7. Land Of Talk (21) – Finally, after long last, released their debut full-length and while it’s not the kick upside the head that Applause Cheer Boo Hiss was, it’s still a worthy effort. But factor in that Liz Powell is the newest Broken Social Scene chanteuse and that Land Of Talk is opening up for BSS on their North American tour…
8. Two Hours Traffic (18) – Utterly relentless touring machines and purveyors of note-perfect power pop.

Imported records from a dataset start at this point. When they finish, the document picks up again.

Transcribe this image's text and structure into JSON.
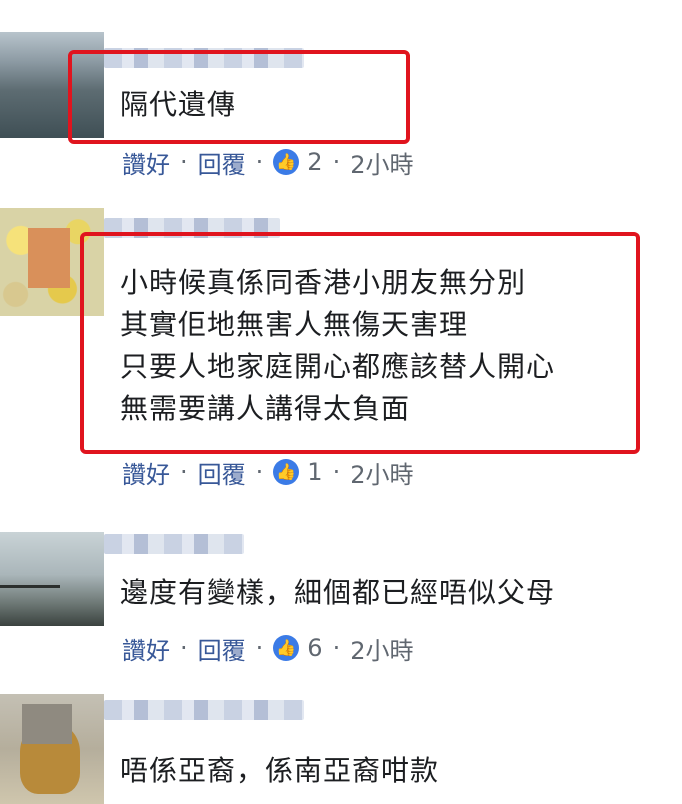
{
  "comments": [
    {
      "lines": [
        "隔代遺傳"
      ],
      "actions": {
        "like": "讚好",
        "reply": "回覆",
        "sep": "·",
        "reactions": "2",
        "time": "2小時"
      }
    },
    {
      "lines": [
        "小時候真係同香港小朋友無分別",
        "其實佢地無害人無傷天害理",
        "只要人地家庭開心都應該替人開心",
        "無需要講人講得太負面"
      ],
      "actions": {
        "like": "讚好",
        "reply": "回覆",
        "sep": "·",
        "reactions": "1",
        "time": "2小時"
      }
    },
    {
      "lines": [
        "邊度有變樣，細個都已經唔似父母"
      ],
      "actions": {
        "like": "讚好",
        "reply": "回覆",
        "sep": "·",
        "reactions": "6",
        "time": "2小時"
      }
    },
    {
      "lines": [
        "唔係亞裔，係南亞裔咁款"
      ]
    }
  ],
  "icons": {
    "like_reaction": "thumbs-up-icon"
  },
  "colors": {
    "link": "#385898",
    "meta_gray": "#606770",
    "highlight_box": "#e0141e",
    "reaction_blue": "#3b7be6"
  }
}
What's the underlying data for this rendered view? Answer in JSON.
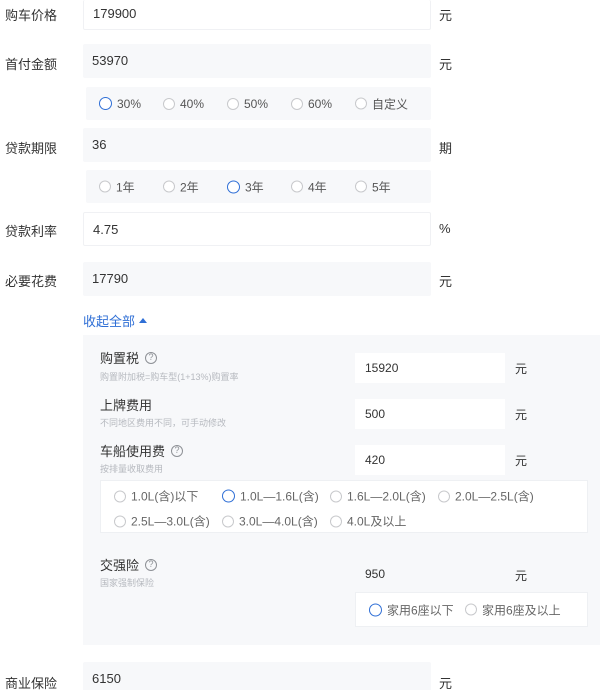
{
  "fields": {
    "price": {
      "label": "购车价格",
      "value": "179900",
      "unit": "元"
    },
    "down_payment": {
      "label": "首付金额",
      "value": "53970",
      "unit": "元"
    },
    "loan_term": {
      "label": "贷款期限",
      "value": "36",
      "unit": "期"
    },
    "interest_rate": {
      "label": "贷款利率",
      "value": "4.75",
      "unit": "%"
    },
    "required_fees": {
      "label": "必要花费",
      "value": "17790",
      "unit": "元"
    },
    "commercial_insurance": {
      "label": "商业保险",
      "value": "6150",
      "unit": "元"
    }
  },
  "down_payment_options": {
    "items": [
      "30%",
      "40%",
      "50%",
      "60%",
      "自定义"
    ],
    "selected": "30%"
  },
  "loan_term_options": {
    "items": [
      "1年",
      "2年",
      "3年",
      "4年",
      "5年"
    ],
    "selected": "3年"
  },
  "collapse_label": "收起全部",
  "fee_details": {
    "purchase_tax": {
      "label": "购置税",
      "help": "?",
      "subtitle": "购置附加税=购车型(1+13%)购置率",
      "value": "15920",
      "unit": "元"
    },
    "plate_fee": {
      "label": "上牌费用",
      "subtitle": "不同地区费用不同，可手动修改",
      "value": "500",
      "unit": "元"
    },
    "vehicle_tax": {
      "label": "车船使用费",
      "help": "?",
      "subtitle": "按排量收取费用",
      "value": "420",
      "unit": "元"
    },
    "compulsory_insurance": {
      "label": "交强险",
      "help": "?",
      "subtitle": "国家强制保险",
      "value": "950",
      "unit": "元"
    }
  },
  "displacement_options": {
    "items": [
      "1.0L(含)以下",
      "1.0L—1.6L(含)",
      "1.6L—2.0L(含)",
      "2.0L—2.5L(含)",
      "2.5L—3.0L(含)",
      "3.0L—4.0L(含)",
      "4.0L及以上"
    ],
    "selected": "1.0L—1.6L(含)"
  },
  "seat_options": {
    "items": [
      "家用6座以下",
      "家用6座及以上"
    ],
    "selected": "家用6座以下"
  },
  "colors": {
    "accent": "#2f6fd6",
    "field_bg": "#f7f8fa",
    "subtitle": "#b6b9bf"
  }
}
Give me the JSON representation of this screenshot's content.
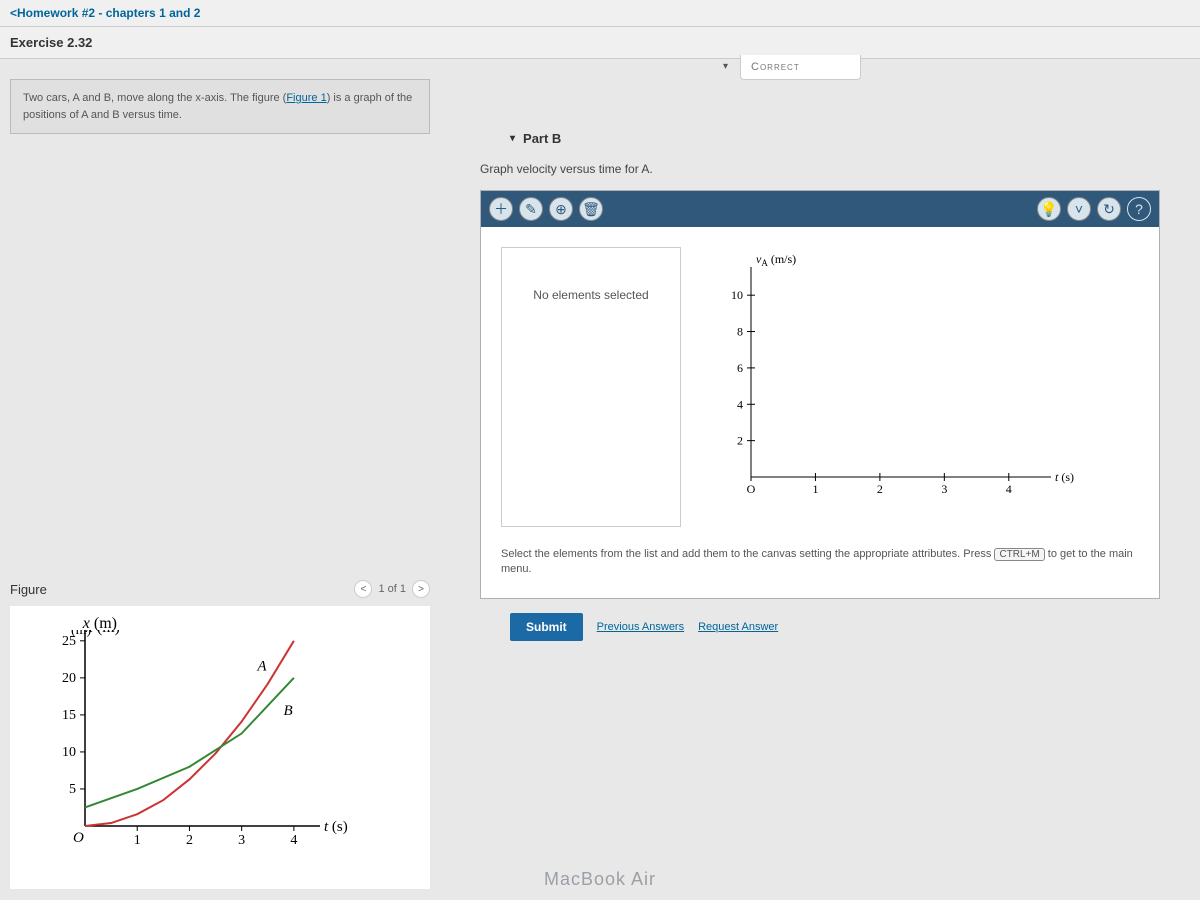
{
  "nav": {
    "back_label": "Homework #2 - chapters 1 and 2"
  },
  "exercise": {
    "title": "Exercise 2.32"
  },
  "problem": {
    "text_before": "Two cars, A and B, move along the x-axis. The figure (",
    "figure_link": "Figure 1",
    "text_after": ") is a graph of the positions of A and B versus time."
  },
  "figure_panel": {
    "title": "Figure",
    "pager": "1 of 1"
  },
  "chart_data": [
    {
      "id": "figure1",
      "type": "line",
      "title": "",
      "xlabel": "t (s)",
      "ylabel": "x (m)",
      "xlim": [
        0,
        4.5
      ],
      "ylim": [
        0,
        27
      ],
      "xticks": [
        1,
        2,
        3,
        4
      ],
      "yticks": [
        5,
        10,
        15,
        20,
        25
      ],
      "series": [
        {
          "name": "A",
          "color": "#cc3333",
          "x": [
            0,
            0.5,
            1,
            1.5,
            2,
            2.5,
            3,
            3.5,
            4
          ],
          "y": [
            0,
            0.4,
            1.6,
            3.5,
            6.3,
            9.8,
            14.1,
            19.2,
            25
          ]
        },
        {
          "name": "B",
          "color": "#338833",
          "x": [
            0,
            1,
            2,
            3,
            4
          ],
          "y": [
            2.5,
            5,
            8,
            12.5,
            20
          ]
        }
      ],
      "annotations": [
        {
          "text": "A",
          "x": 3.3,
          "y": 21
        },
        {
          "text": "B",
          "x": 3.8,
          "y": 15
        }
      ]
    },
    {
      "id": "velocity_canvas",
      "type": "line",
      "title": "",
      "xlabel": "t (s)",
      "ylabel": "v_A (m/s)",
      "xlim": [
        0,
        4.5
      ],
      "ylim": [
        0,
        11
      ],
      "xticks": [
        0,
        1,
        2,
        3,
        4
      ],
      "yticks": [
        2,
        4,
        6,
        8,
        10
      ],
      "series": []
    }
  ],
  "partA_status": "Correct",
  "partB": {
    "label": "Part B",
    "prompt": "Graph velocity versus time for A.",
    "inspector": "No elements selected",
    "hint_before": "Select the elements from the list and add them to the canvas setting the appropriate attributes. Press ",
    "hint_key": "CTRL+M",
    "hint_after": " to get to the main menu.",
    "submit": "Submit",
    "prev": "Previous Answers",
    "request": "Request Answer"
  },
  "device": "MacBook Air"
}
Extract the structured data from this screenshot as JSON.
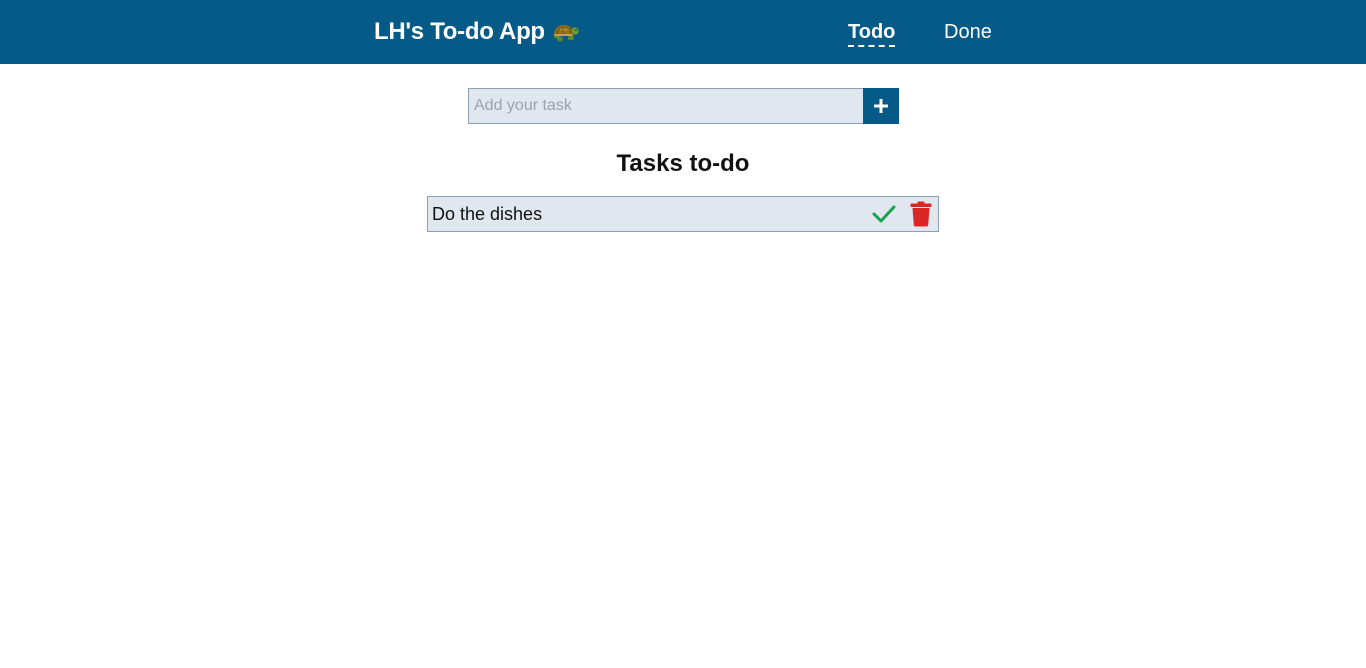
{
  "navbar": {
    "brand_title": "LH's To-do App",
    "brand_icon": "turtle-icon",
    "links": [
      {
        "label": "Todo",
        "active": true
      },
      {
        "label": "Done",
        "active": false
      }
    ],
    "background_color": "#065a87"
  },
  "add_task": {
    "placeholder": "Add your task",
    "value": "",
    "button_icon": "plus-icon"
  },
  "main": {
    "section_title": "Tasks to-do",
    "tasks": [
      {
        "label": "Do the dishes",
        "complete_icon": "checkmark-icon",
        "delete_icon": "trash-icon"
      }
    ]
  },
  "colors": {
    "accent": "#065a87",
    "complete": "#16a34a",
    "delete": "#dc2626",
    "task_bg": "#e1e7ef"
  }
}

It’s amazing that a band from such a wintry country can so perfectly capture the spirit of Summer.
9. Bruce Peninsula (5) – The first recorded fruits of this Toronto collective have shown that the otherworldy power of their live shows can indeed be captured on tape, which means that soon they’ll no longer be just the secret of those who’ve seen them perform.
MySpace: Bruce Peninsula
I’m sure some would like to use this poll as a mid-year barometer for next year’s Polaris Music Prize noms but considering the sample group for this was a lot smaller and narrower, that’s probably reaching a bit. And speaking of the Polaris, the gala ceremony from September will be broadcast on CityTV across the country this Saturday night, November 8, at 7PM local time. Considering I missed out on most of the show, I’d like to see this… but I don’t have cable. So I will miss it again. But at least I know how it ends.
Feist – my number one but the list’s number fifteen – has been making the most of her return to Toronto this past week. There was a pair of secret club shows , one at the Rivoli and one at the Cameron House, a relatively intimate gig at Massey Hall on Saturday night and tonight, her big show at the Air Canada Centre. And it was just announced that November 25 will bring a deluxe edition of The Reminder, featuring a bonus disc of remixes, all the album’s videos (The Toronto Star has an interview with the director of them all) and the cover of Kenny and Dolly’s “Islands In The Stream” with Constantines – and for everyone who bought the album a year and a half ago when it was released, the bonus goods will be available for sale digitally on their own.
The D’Urbervilles, who come in at #17 on the list, have announced a two-night stand at the Tiger Bar that they’ve playfully named “Rock Em Sock Em 1 and 2″ on December 12 and 13th. Night one will feature The D’Urbs along with Katie Stelmanis (also of band #5, Bruce Peninsula) and Mantler while on night two, they’ll welcome Bocce and Slow Hand Mortem as their guests.
Woodpigeon rated highly on my list, but evidently not many others’. I prefer to think of myself as simply being that much ahead of the curve instead of being out of touch. Just wait. Noize Makes Enemies talked to frontman Mark Hamilton about the origins of their first album Songbook, which was just released in the UK.
The Bicycles will release their new album Oh No It’s Love on Tuesday,
the same day they play a release party at Lee’s Palace and an in-store at Soundscapes at 7PM the instore at Soundscapes is on Tuesday at 7PM, the Lee’s gig is on Saturday. Sorry for the confusion, which appears to have been mostly mine.
Whilst on the topic of hottest things in a respective geographical area, I was pleased to see that NOW named this site as “Best Music Website” in this year’s “Best Of Toronto” issue – not just for the kudos, but because in the six-plus years I’ve been doing this, I think this is just the second time the magazine has acknowledged my existence. Not that I’m keeping score or anything.
NPR enumerates their musical love of Canada.